It´s been a busy time recently, hence the gap in posting here. Last Saturday I held my first photography workshop here in Landshut, it was hosted by a local photography store, Foto Petzold. The subject was abstract city photography. It went well and I had a load of fun leading it – hopefully the four participants did too! I´ll be presenting this workshop twice next year – I´ll posting more details about it soon.
I´ve just finished quite a challenging video project. An electricity supplier has built a new fish ladder which runs between two hydro power station on the River Isar here in Lower Bavaria. Kerstin Erbe and I had the job of documenting the path of fish along it, from it´s beginning at the hydro power plant at Niederaichbach to their exit at Altheim. This video has a number of firsts for me. Firstly it´s the first time I´ve used my Nikon D800 for a complete video. That entailed buying a new camera rig with follow focus and production monitor. I was really pleased with the results from it. Secondly, because we also wanted underwater footage of the fish swimming against the current, I bought a GoPro Hero 4. This worked well and shooting at 2.7K allowed me room in the edit to do some zooming and pans. The water tight case that comes with it was excellent and when placed on the extra pole, got me into a few interesting corners. The big third were the drone shots! Yes I´ve now got a DJI Phantom 3 Pro Drone. That was a real quantum leap for me, involving a pretty steep learning curve! Anyway, after a few piloting problems, I got the hang of it pretty quickly. I´m still pretty cautious with my flying though and am keeping it simple. This can film up to 4k video as well as taking stills. I´m really pleased with it and can recommend it. Here is the link to my video on Vimeo, I hope you enjoy it!
I was really impressed with the quality of this dry stone wall – good dry stone wallers (if that´s the right name) are surely worth their weight in gold!
This week I went up to Ellmauer Tor in the Wilder Kaiser, Tirol, Austria. The Tor is a saddle at about 2000 meters at the south end of the Steinerne Rinne a narrow pass which cuts through some of the most impressive rock architecture, well, anywhere!
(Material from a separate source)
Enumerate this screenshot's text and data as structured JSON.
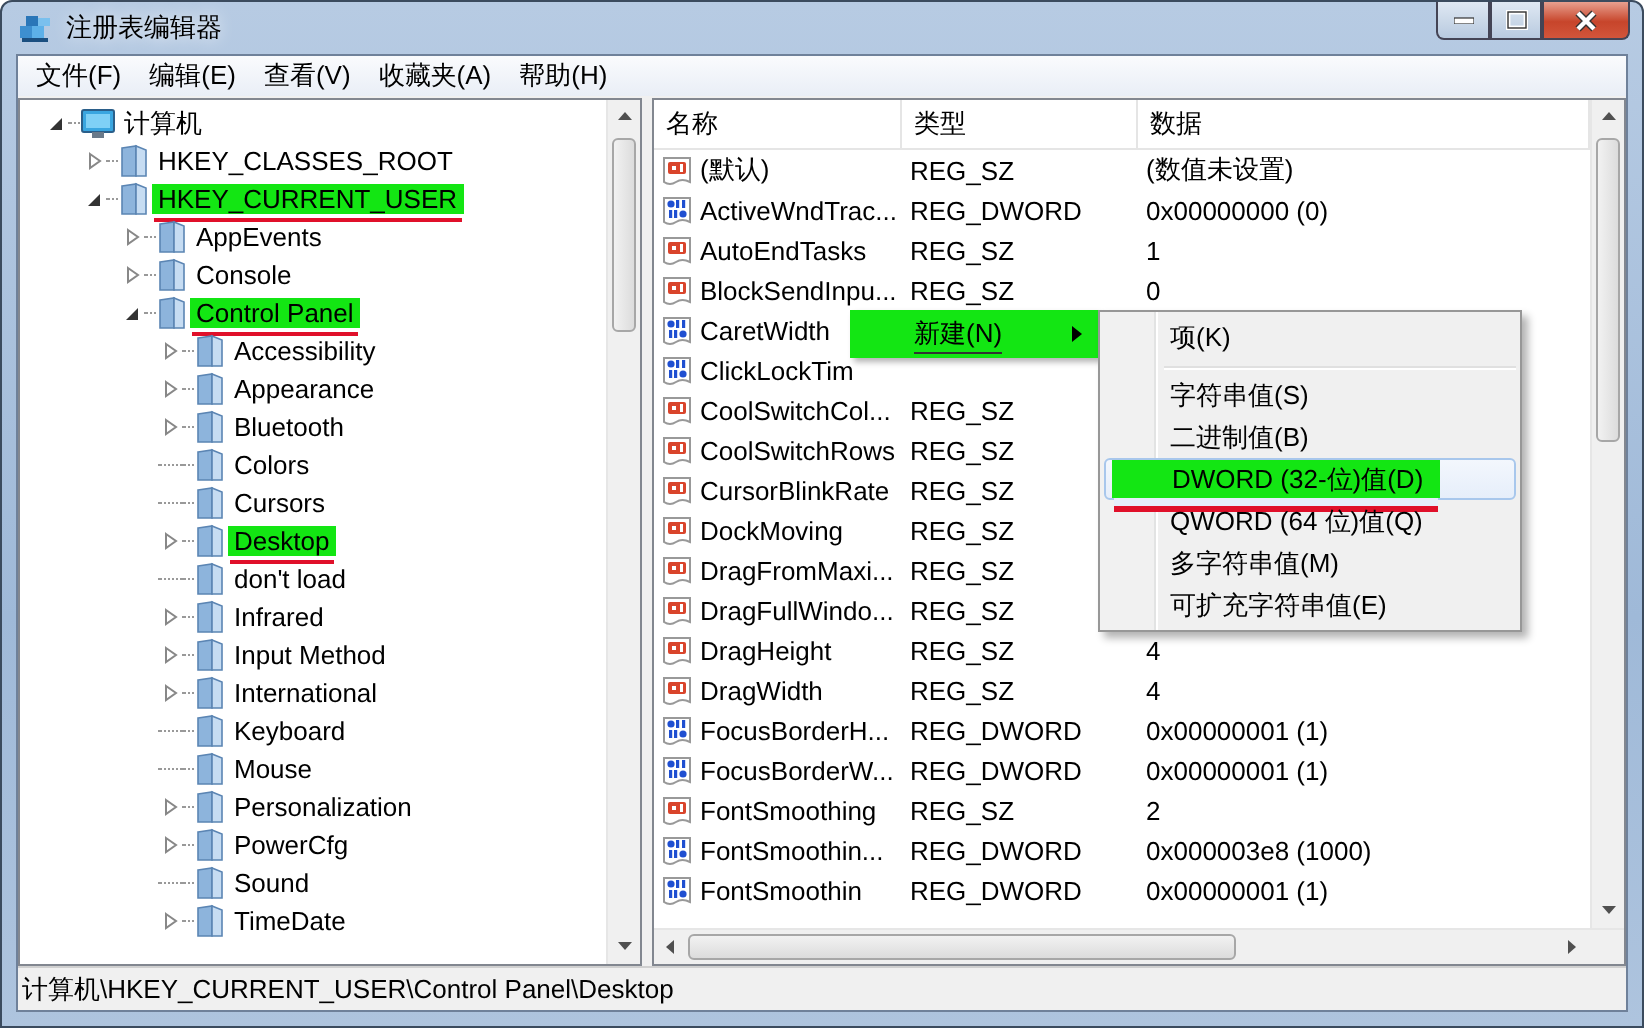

I wanted to spend the night up there and photograph the Milky Way. What with all the camera gear, sleeping gear etc. and 3.5 liters of water (the Kaiser is limestone which means water just percolates down underground), I was carrying about 24 Kilos – I really will have to get that weight down!! I also had to set off from my car in the afternoon on a very hot day. To put it mildly it was a slog. But anyway, every journey comes to an end – sometime, and I eventually reached the Tor late afternoon. It was then a case of setting up my camp.
The view was spectacular, and after I´d rested a bit, eaten my evening meal, I felt like taking some shots. It slowly began to get dark and the light began to change. It´s always fascinating to just watch the changes as day changes to dusk to night. At around 10.30 it was dark enough to see the Milky Way which, up there, alone in such magnificent surroundings, was simply awesome. I use the word “awesome” not in it´s watered down way, which it´s often used today, but in it´s true meaning – extremely impressive or daunting; inspiring awe.
It was still very warm as I eventually packed my camera gear together and climbed into my sleeping bag. The light breeze wafting through the open zip on the flysheet cooled me a little and helped me to drift off into a deep sleep.
I just have to get that damned weight down somewhat!
I took this on the stretch from Treardurr to Four Mile Bridge. The Coastal Path, with a length of somewhat over 200 kms, runs through a wonderful and varied landscape. Taking this island at walking pace allowed us the time to really appreciate this beautiful coastline.
The heavy rain on Saturday night turned to snow. But Sunday dawned dry and the thick cloud cover lifted up into the sunlight which is just starting to pick out the ridge running down from the Oberer Focherzkopf. Both the beginning and end of bad weather can give some very dramatic lighting effects.
I took this shot on the last day of our walk around the coast of Anglesey – I know I´ve jumped ahead there, but I´ll be posting more shots of the walk over the next few days. Treath y Gribin is just before the Stanley Embankment which leads over to Holy Island and Holyhead, our start and end point. By the way Treath is Welsh for beach and Gribin can mean jagged ridge
The picture gallery is now online and can be seen if you follow this link! I hope you enjoy it!